| WHAT THIS TASK INVOLVES |
Write out every entry exactly; the pictures do not belong in the copy.

RECORDS Start Marker

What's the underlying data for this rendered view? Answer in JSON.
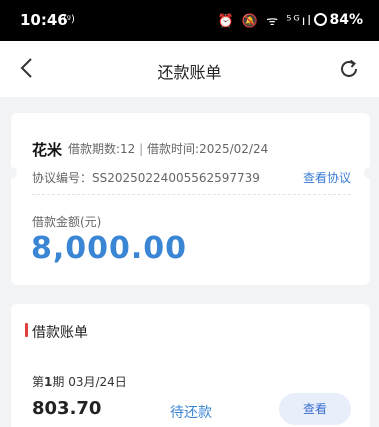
{
  "status_bar": {
    "time": "10:46",
    "hotspot": "(ᵍ)",
    "icons_text": "⏰ 🔕 ᯤ ⁵ᴳıl",
    "battery": "84%"
  },
  "nav": {
    "title": "还款账单"
  },
  "loan": {
    "name": "花米",
    "periods": "借款期数:12",
    "separator": "|",
    "borrow_time": "借款时间:2025/02/24",
    "contract_no": "协议编号：SS20250224005562597739",
    "view_contract": "查看协议",
    "amount_label": "借款金额(元)",
    "amount": "8,000.00"
  },
  "bill": {
    "section_title": "借款账单",
    "period_prefix": "第",
    "period_num": "1",
    "period_suffix": "期 03月/24日",
    "amount": "803.70",
    "status": "待还款",
    "view_label": "查看"
  },
  "colors": {
    "accent_blue": "#3a86d4",
    "red_bar": "#e0413a"
  }
}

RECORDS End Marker

| RESPONSE AREA |
What's the underlying data for this rendered view? Answer in JSON.
{
  "status_bar": {
    "time": "10:46",
    "hotspot": "(ᵍ)",
    "icons_text": "⏰ 🔕 ᯤ ⁵ᴳıl",
    "battery": "84%"
  },
  "nav": {
    "title": "还款账单"
  },
  "loan": {
    "name": "花米",
    "periods": "借款期数:12",
    "separator": "|",
    "borrow_time": "借款时间:2025/02/24",
    "contract_no": "协议编号：SS20250224005562597739",
    "view_contract": "查看协议",
    "amount_label": "借款金额(元)",
    "amount": "8,000.00"
  },
  "bill": {
    "section_title": "借款账单",
    "period_prefix": "第",
    "period_num": "1",
    "period_suffix": "期 03月/24日",
    "amount": "803.70",
    "status": "待还款",
    "view_label": "查看"
  },
  "colors": {
    "accent_blue": "#3a86d4",
    "red_bar": "#e0413a"
  }
}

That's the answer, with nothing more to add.